Since the gasoline-powered driver was in the shipment with John, a sledgehammer would have to do. Samiul went off with Chris to ground truth the remote sensing observations and collect sediment samples of all the different types of soils. For the GPS, there was not much we could do except measure the distance from the box to the field as the antenna cable is 30 meters long. The GPS and most of the equipment to install them were with John.
Finally, in the afternoon, we received word that they were almost at the meeting point. Sanju and I returned to the Bawali to pick them up. We met them at 3:10 pm, over 16 hours since they started from Dhaka. We sailed the exhausted group back to a hard-to-find ghat (dock) that was closer to the sites and brought Carol’s team the power hammer while we took GPS equipment to the school.

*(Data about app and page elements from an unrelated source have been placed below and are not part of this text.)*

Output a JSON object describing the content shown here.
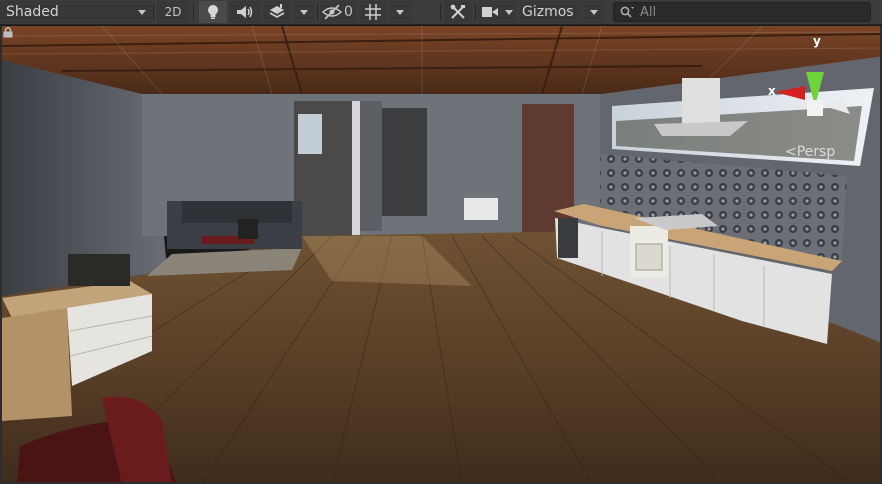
{
  "toolbar": {
    "draw_mode": "Shaded",
    "toggle_2d": "2D",
    "hidden_count": "0",
    "gizmos": "Gizmos",
    "search_placeholder": "All"
  },
  "icons": {
    "lighting": "lightbulb-icon",
    "audio": "speaker-icon",
    "effects": "layers-icon",
    "visibility": "eye-slash-icon",
    "grid": "grid-snap-icon",
    "tools": "tools-icon",
    "camera": "camera-icon",
    "search": "search-icon",
    "lock": "lock-icon"
  },
  "gizmo": {
    "y_axis": "y",
    "x_axis": "x",
    "projection": "<Persp"
  },
  "colors": {
    "toolbar_bg": "#3c3c3c",
    "axis_y": "#6fd33a",
    "axis_x": "#d62020",
    "floor": "#5a4028",
    "ceiling": "#6b3a22"
  }
}
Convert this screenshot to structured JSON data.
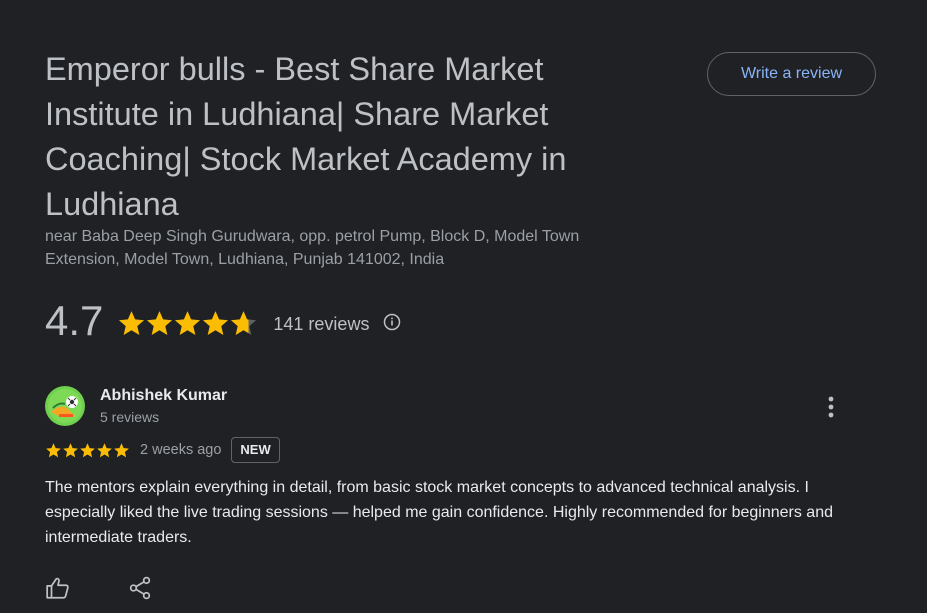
{
  "place": {
    "title": "Emperor bulls - Best Share Market Institute in Ludhiana| Share Market Coaching| Stock Market Academy in Ludhiana",
    "address": "near Baba Deep Singh Gurudwara, opp. petrol Pump, Block D, Model Town Extension, Model Town, Ludhiana, Punjab 141002, India",
    "write_review_label": "Write a review"
  },
  "rating": {
    "value": "4.7",
    "stars": 4.7,
    "count_label": "141 reviews",
    "info_icon": "info-icon"
  },
  "review": {
    "name": "Abhishek Kumar",
    "meta": "5 reviews",
    "stars": 5,
    "date": "2 weeks ago",
    "badge": "NEW",
    "text": "The mentors explain everything in detail, from basic stock market concepts to advanced technical analysis. I especially liked the live trading sessions — helped me gain confidence. Highly recommended for beginners and intermediate traders.",
    "actions": [
      "thumbs-up-icon",
      "share-icon"
    ],
    "menu_icon": "more-vert-icon"
  },
  "colors": {
    "background": "#202124",
    "star": "#fbbc04",
    "link": "#8ab4f8",
    "muted": "#9aa0a6"
  }
}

At last our entire team was in place and getting our work done. The remaining question was could we still get everything done in our time here after the initial delays. Luckily Bangladeshi are extremely resourceful and we were optimistic that we could find a way to get it all done with one less day on the boat.